### Exercise:
Within the data below, count every line that includes "VBatt" and report the total alone.

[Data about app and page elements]
*** Block opens ***

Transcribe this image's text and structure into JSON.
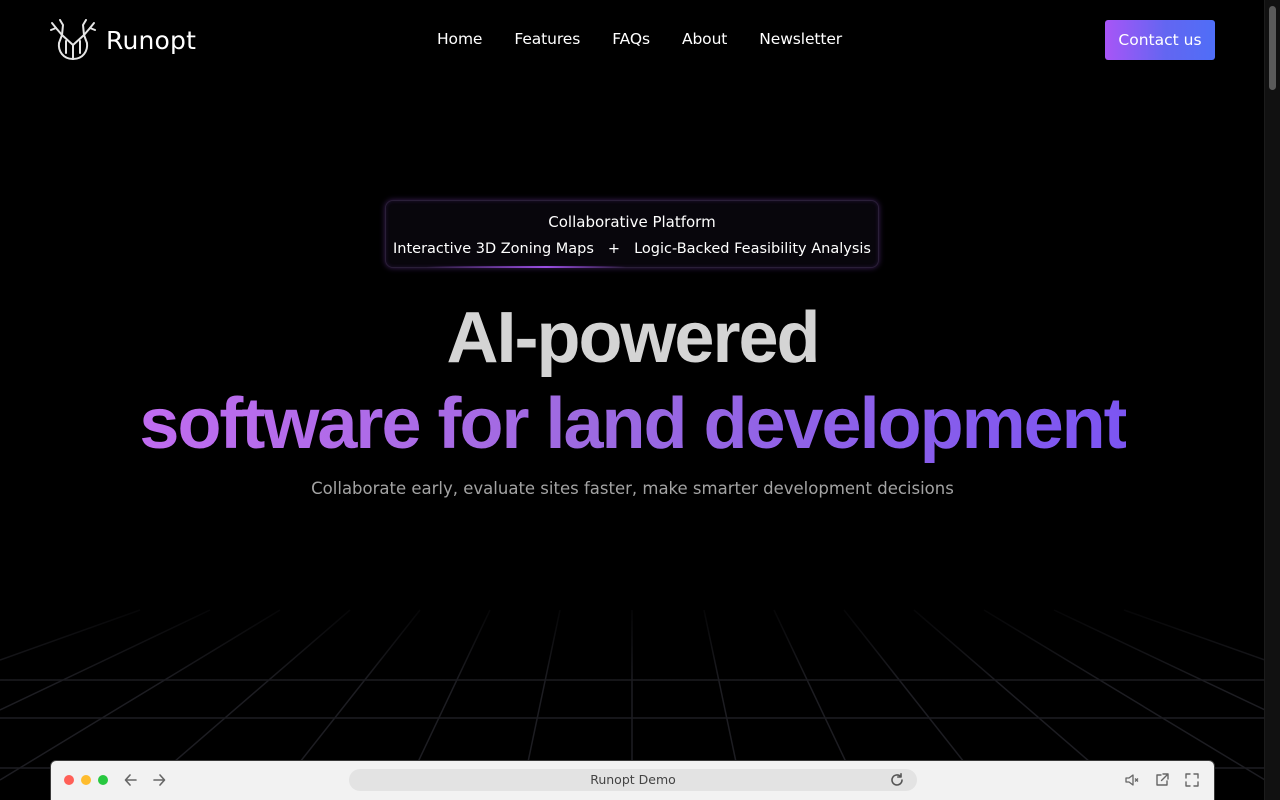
{
  "brand": {
    "name": "Runopt"
  },
  "nav": {
    "items": [
      {
        "label": "Home"
      },
      {
        "label": "Features"
      },
      {
        "label": "FAQs"
      },
      {
        "label": "About"
      },
      {
        "label": "Newsletter"
      }
    ],
    "cta_label": "Contact us"
  },
  "badge": {
    "title": "Collaborative Platform",
    "left": "Interactive 3D Zoning Maps",
    "separator": "+",
    "right": "Logic-Backed Feasibility Analysis"
  },
  "hero": {
    "line1": "AI-powered",
    "line2": "software for land development",
    "subtitle": "Collaborate early, evaluate sites faster, make smarter development decisions"
  },
  "demo_browser": {
    "address": "Runopt Demo"
  },
  "colors": {
    "background": "#000000",
    "accent_start": "#a855f7",
    "accent_end": "#4f6ef7",
    "hero_gray": "#d4d4d4",
    "subtitle_gray": "#a3a3a3"
  },
  "icons": {
    "logo": "deer-antler-logo-icon",
    "back": "arrow-left-icon",
    "forward": "arrow-right-icon",
    "reload": "reload-icon",
    "mute": "speaker-muted-icon",
    "open": "external-link-icon",
    "fullscreen": "fullscreen-icon"
  }
}
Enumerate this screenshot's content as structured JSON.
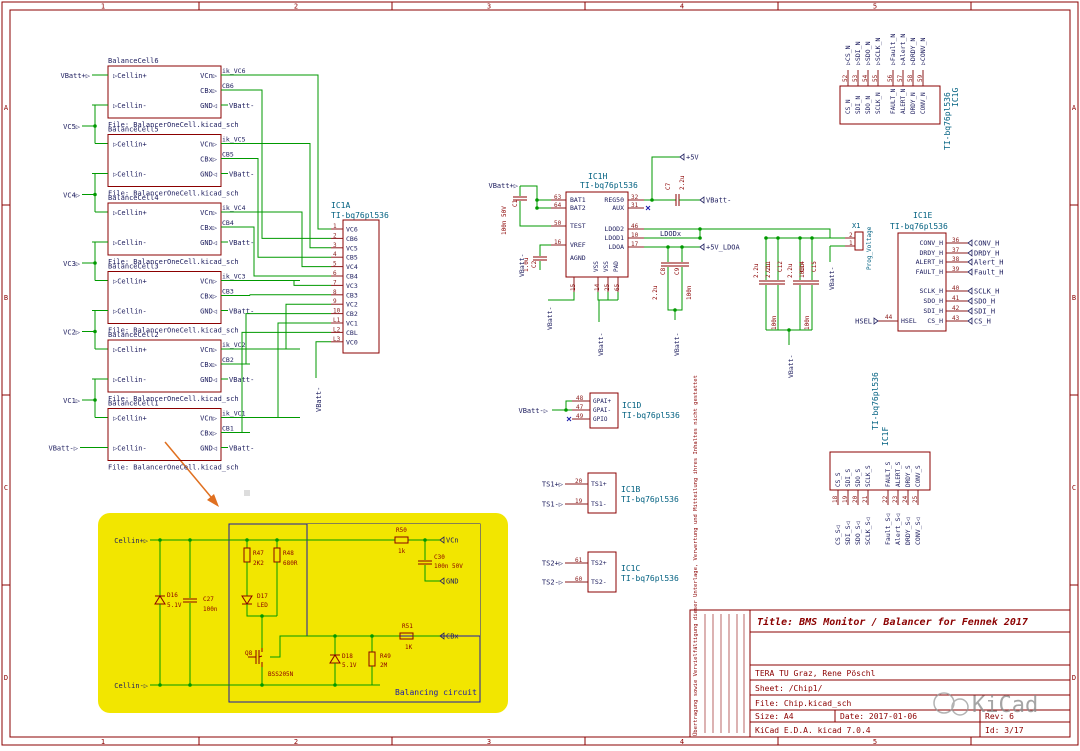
{
  "frame": {
    "cols": [
      "1",
      "2",
      "3",
      "4",
      "5"
    ],
    "rows": [
      "A",
      "B",
      "C",
      "D"
    ]
  },
  "colors": {
    "wire": "#009a00",
    "sym": "#8b0000",
    "text": "#8b0000",
    "label": "#006080",
    "net": "#202060",
    "pin": "#8b1a1a",
    "highlight": "#f2e600",
    "blue": "#1a1aa8",
    "orange": "#e07020"
  },
  "cells": [
    {
      "title": "BalanceCell6",
      "file": "File: BalancerOneCell.kicad_sch",
      "vcn": "ik_VC6",
      "cbx_net": "CB6",
      "in_top": "VBatt+",
      "in_bot": "VC5"
    },
    {
      "title": "BalanceCell5",
      "file": "File: BalancerOneCell.kicad_sch",
      "vcn": "ik_VC5",
      "cbx_net": "CB5",
      "in_top": "VC5",
      "in_bot": "VC4"
    },
    {
      "title": "BalanceCell4",
      "file": "File: BalancerOneCell.kicad_sch",
      "vcn": "ik_VC4",
      "cbx_net": "CB4",
      "in_top": "VC4",
      "in_bot": "VC3"
    },
    {
      "title": "BalanceCell3",
      "file": "File: BalancerOneCell.kicad_sch",
      "vcn": "ik_VC3",
      "cbx_net": "CB3",
      "in_top": "VC3",
      "in_bot": "VC2"
    },
    {
      "title": "BalanceCell2",
      "file": "File: BalancerOneCell.kicad_sch",
      "vcn": "ik_VC2",
      "cbx_net": "CB2",
      "in_top": "VC2",
      "in_bot": "VC1"
    },
    {
      "title": "BalanceCell1",
      "file": "File: BalancerOneCell.kicad_sch",
      "vcn": "ik_VC1",
      "cbx_net": "CB1",
      "in_top": "VC1",
      "in_bot": "VBatt-"
    }
  ],
  "sheet_pins": {
    "top": "Cellin+",
    "bot": "Cellin-",
    "vcn": "VCn",
    "cbx": "CBx",
    "gnd": "GND",
    "vbatt_minus": "VBatt-"
  },
  "ic1a": {
    "ref": "IC1A",
    "part": "TI-bq76pl536",
    "pins": [
      {
        "num": "1",
        "name": "VC6"
      },
      {
        "num": "2",
        "name": "CB6"
      },
      {
        "num": "3",
        "name": "VC5"
      },
      {
        "num": "4",
        "name": "CB5"
      },
      {
        "num": "5",
        "name": "VC4"
      },
      {
        "num": "6",
        "name": "CB4"
      },
      {
        "num": "7",
        "name": "VC3"
      },
      {
        "num": "8",
        "name": "CB3"
      },
      {
        "num": "9",
        "name": "VC2"
      },
      {
        "num": "10",
        "name": "CB2"
      },
      {
        "num": "L1",
        "name": "VC1"
      },
      {
        "num": "L2",
        "name": "CBL"
      },
      {
        "num": "L3",
        "name": "VC0"
      }
    ],
    "vbatt_label": "VBatt-"
  },
  "ic1h": {
    "ref": "IC1H",
    "part": "TI-bq76pl536",
    "left_pins": [
      {
        "num": "63",
        "name": "BAT1"
      },
      {
        "num": "64",
        "name": "BAT2"
      },
      {
        "num": "50",
        "name": "TEST"
      },
      {
        "num": "16",
        "name": "VREF"
      },
      {
        "num": "",
        "name": "AGND"
      }
    ],
    "right_pins": [
      {
        "num": "32",
        "name": "REG50"
      },
      {
        "num": "31",
        "name": "AUX"
      },
      {
        "num": "46",
        "name": "LDOD2"
      },
      {
        "num": "10",
        "name": "LDOD1"
      },
      {
        "num": "17",
        "name": "LDOA"
      }
    ],
    "bottom_pins": [
      "VSS",
      "VSS",
      "PAD"
    ],
    "bottom_nums": [
      "15",
      "14",
      "25",
      "65"
    ],
    "vbatt_plus": "VBatt+",
    "plus5": "+5V",
    "vbatt_minus": "VBatt-",
    "ldodx": "LDODx",
    "plus5_ldoa": "+5V_LDOA",
    "c1": {
      "ref": "C1",
      "val": "100n 50V"
    },
    "c2": {
      "ref": "C2",
      "val": "1.0u"
    },
    "c7": {
      "ref": "C7",
      "val": "2.2u"
    },
    "c8": {
      "ref": "C8",
      "val": "2.2u"
    },
    "c9": {
      "ref": "C9",
      "val": "100n"
    },
    "c11": {
      "ref": "C11",
      "val": "2.2u"
    },
    "c12": {
      "ref": "C12",
      "val": "2.2u"
    },
    "c14": {
      "ref": "C14",
      "val": "2.2u"
    },
    "c15": {
      "ref": "C15",
      "val": "100n"
    },
    "c13": {
      "ref": "C13",
      "val": "100n"
    },
    "c10": {
      "ref": "C10",
      "val": "2.2u"
    }
  },
  "x1": {
    "ref": "X1",
    "val": "Prog_Voltage",
    "pins": [
      "1",
      "2"
    ]
  },
  "ic1e": {
    "ref": "IC1E",
    "part": "TI-bq76pl536",
    "pins": [
      {
        "num": "36",
        "name": "CONV_H",
        "net": "CONV_H"
      },
      {
        "num": "37",
        "name": "DRDY_H",
        "net": "DRDY_H"
      },
      {
        "num": "38",
        "name": "ALERT_H",
        "net": "Alert_H"
      },
      {
        "num": "39",
        "name": "FAULT_H",
        "net": "Fault_H"
      },
      {
        "num": "40",
        "name": "SCLK_H",
        "net": "SCLK_H"
      },
      {
        "num": "41",
        "name": "SDO_H",
        "net": "SDO_H"
      },
      {
        "num": "42",
        "name": "SDI_H",
        "net": "SDI_H"
      },
      {
        "num": "43",
        "name": "CS_H",
        "net": "CS_H"
      }
    ],
    "hsel_pin": {
      "num": "44",
      "name": "HSEL"
    },
    "hsel_net": "HSEL"
  },
  "ic1g": {
    "ref": "IC1G",
    "part": "TI-bq76pl536",
    "pins": [
      {
        "num": "52",
        "name": "CS_N",
        "net": "CS_N"
      },
      {
        "num": "53",
        "name": "SDI_N",
        "net": "SDI_N"
      },
      {
        "num": "54",
        "name": "SDO_N",
        "net": "SDO_N"
      },
      {
        "num": "55",
        "name": "SCLK_N",
        "net": "SCLK_N"
      },
      {
        "num": "56",
        "name": "FAULT_N",
        "net": "Fault_N"
      },
      {
        "num": "57",
        "name": "ALERT_N",
        "net": "Alert_N"
      },
      {
        "num": "58",
        "name": "DRDY_N",
        "net": "DRDY_N"
      },
      {
        "num": "59",
        "name": "CONV_N",
        "net": "CONV_N"
      }
    ]
  },
  "ic1f": {
    "ref": "IC1F",
    "part": "TI-bq76pl536",
    "pins": [
      {
        "num": "18",
        "name": "CS_S",
        "net": "CS_S"
      },
      {
        "num": "19",
        "name": "SDI_S",
        "net": "SDI_S"
      },
      {
        "num": "20",
        "name": "SDO_S",
        "net": "SDO_S"
      },
      {
        "num": "21",
        "name": "SCLK_S",
        "net": "SCLK_S"
      },
      {
        "num": "22",
        "name": "FAULT_S",
        "net": "Fault_S"
      },
      {
        "num": "23",
        "name": "ALERT_S",
        "net": "Alert_S"
      },
      {
        "num": "24",
        "name": "DRDY_S",
        "net": "DRDY_S"
      },
      {
        "num": "25",
        "name": "CONV_S",
        "net": "CONV_S"
      }
    ]
  },
  "ic1d": {
    "ref": "IC1D",
    "part": "TI-bq76pl536",
    "pins": [
      {
        "num": "48",
        "name": "GPAI+"
      },
      {
        "num": "47",
        "name": "GPAI-"
      },
      {
        "num": "49",
        "name": "GPIO"
      }
    ],
    "net": "VBatt-"
  },
  "ic1b": {
    "ref": "IC1B",
    "part": "TI-bq76pl536",
    "pins": [
      {
        "num": "20",
        "name": "TS1+",
        "net": "TS1+"
      },
      {
        "num": "19",
        "name": "TS1-",
        "net": "TS1-"
      }
    ]
  },
  "ic1c": {
    "ref": "IC1C",
    "part": "TI-bq76pl536",
    "pins": [
      {
        "num": "61",
        "name": "TS2+",
        "net": "TS2+"
      },
      {
        "num": "60",
        "name": "TS2-",
        "net": "TS2-"
      }
    ]
  },
  "inset": {
    "cellin_plus": "Cellin+",
    "cellin_minus": "Cellin-",
    "vcn": "VCn",
    "gnd": "GND",
    "cbx": "CBx",
    "r50": {
      "ref": "R50",
      "val": "1k"
    },
    "c30": {
      "ref": "C30",
      "val": "100n 50V"
    },
    "r47": {
      "ref": "R47",
      "val": "2K2"
    },
    "r48": {
      "ref": "R48",
      "val": "680R"
    },
    "d17": {
      "ref": "D17",
      "val": "LED"
    },
    "d16": {
      "ref": "D16",
      "val": "5.1V"
    },
    "c27": {
      "ref": "C27",
      "val": "100n"
    },
    "r51": {
      "ref": "R51",
      "val": "1K"
    },
    "d18": {
      "ref": "D18",
      "val": "5.1V"
    },
    "r49": {
      "ref": "R49",
      "val": "2M"
    },
    "q8": {
      "ref": "Q8",
      "val": "BSS205N"
    },
    "caption": "Balancing circuit"
  },
  "title_block": {
    "title": "Title: BMS Monitor / Balancer for Fennek 2017",
    "company": "TERA TU Graz, Rene Pöschl",
    "sheet": "Sheet: /Chip1/",
    "file": "File: Chip.kicad_sch",
    "size": "Size: A4",
    "date": "Date: 2017-01-06",
    "rev": "Rev: 6",
    "tool": "KiCad E.D.A.  kicad 7.0.4",
    "id": "Id: 3/17",
    "side_note": "Übertragung sowie Vervielfältigung dieser Unterlage, Verwertung und Mitteilung ihres Inhaltes nicht gestattet"
  },
  "watermark": "KiCad"
}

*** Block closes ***

### Written solution:
7